Buzz started off as a pitcher, and was the best in the west. winning 22, 29, 19, and 25 games in 4 consecutive seasons with the Oakland Oaks of the PCL.
Major league scouts were pursuing his services when he threw his arm out in ’23.
He immediately became an outfielder, and immediately taught himself to switch-hit. He was every bit as good a hitter as he had been a pitcher. And he had lots of power – in fact, Buzz was the first switch hitting power hitter.
Over a span of 8 seasons in Oakland, Buzz collected 237 HRs, 1,100 RBIs and a .354 batting average. Year after year he had double digits in triples and 50 or more doubles.
Certainly, Artlett would have been a star in the major leagues, but the truth is that he made more money at Oakland than he would have made with a big league team. The Oaks liked Buzz, he brought in a lot of fans, and they were in no hurry to get rid of him. So it was that one of baseball’s greatest hitters “languished” in the Pacific Coast League.
His one season in the big leagues was with the Phillies in ’31, when he batted .313 with 18 home runs in about 120 games. A fine rookie season, although he did commit 13 errors and finish with a .955 fielding average. These are typical numbers for a rookie.
However, when it came time to sign up again, the minor league Baltimore Orioles were willing to pay Artlett more, and so he became the terror of the eastern minors for the next 5 years, batting over .320 year after year while leading the minors in home runs.
Buzz later owned a bar in Minneapolis, Artlett’s Place. It was regarded as a gambling joint, and was quite successful though the ’50s.
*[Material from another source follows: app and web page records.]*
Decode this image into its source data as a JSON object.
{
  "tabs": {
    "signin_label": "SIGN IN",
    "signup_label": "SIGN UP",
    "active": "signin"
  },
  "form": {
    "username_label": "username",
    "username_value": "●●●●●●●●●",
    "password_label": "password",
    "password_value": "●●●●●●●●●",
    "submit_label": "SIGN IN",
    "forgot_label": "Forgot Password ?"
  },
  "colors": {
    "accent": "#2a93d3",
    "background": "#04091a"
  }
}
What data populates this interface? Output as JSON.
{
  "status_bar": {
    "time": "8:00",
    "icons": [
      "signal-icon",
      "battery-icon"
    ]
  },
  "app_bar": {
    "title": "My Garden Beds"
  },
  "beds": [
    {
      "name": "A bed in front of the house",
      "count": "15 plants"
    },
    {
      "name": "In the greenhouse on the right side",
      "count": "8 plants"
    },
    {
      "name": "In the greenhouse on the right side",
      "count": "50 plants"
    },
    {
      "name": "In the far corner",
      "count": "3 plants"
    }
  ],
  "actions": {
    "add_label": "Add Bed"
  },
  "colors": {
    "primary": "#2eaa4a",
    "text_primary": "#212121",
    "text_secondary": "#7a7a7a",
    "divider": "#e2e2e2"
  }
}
He acquired the nickname “Buzz” as a young pitcher, because of the way he cut through opposing lineups like a buzz saw.
This card was issued by Lone Star Printing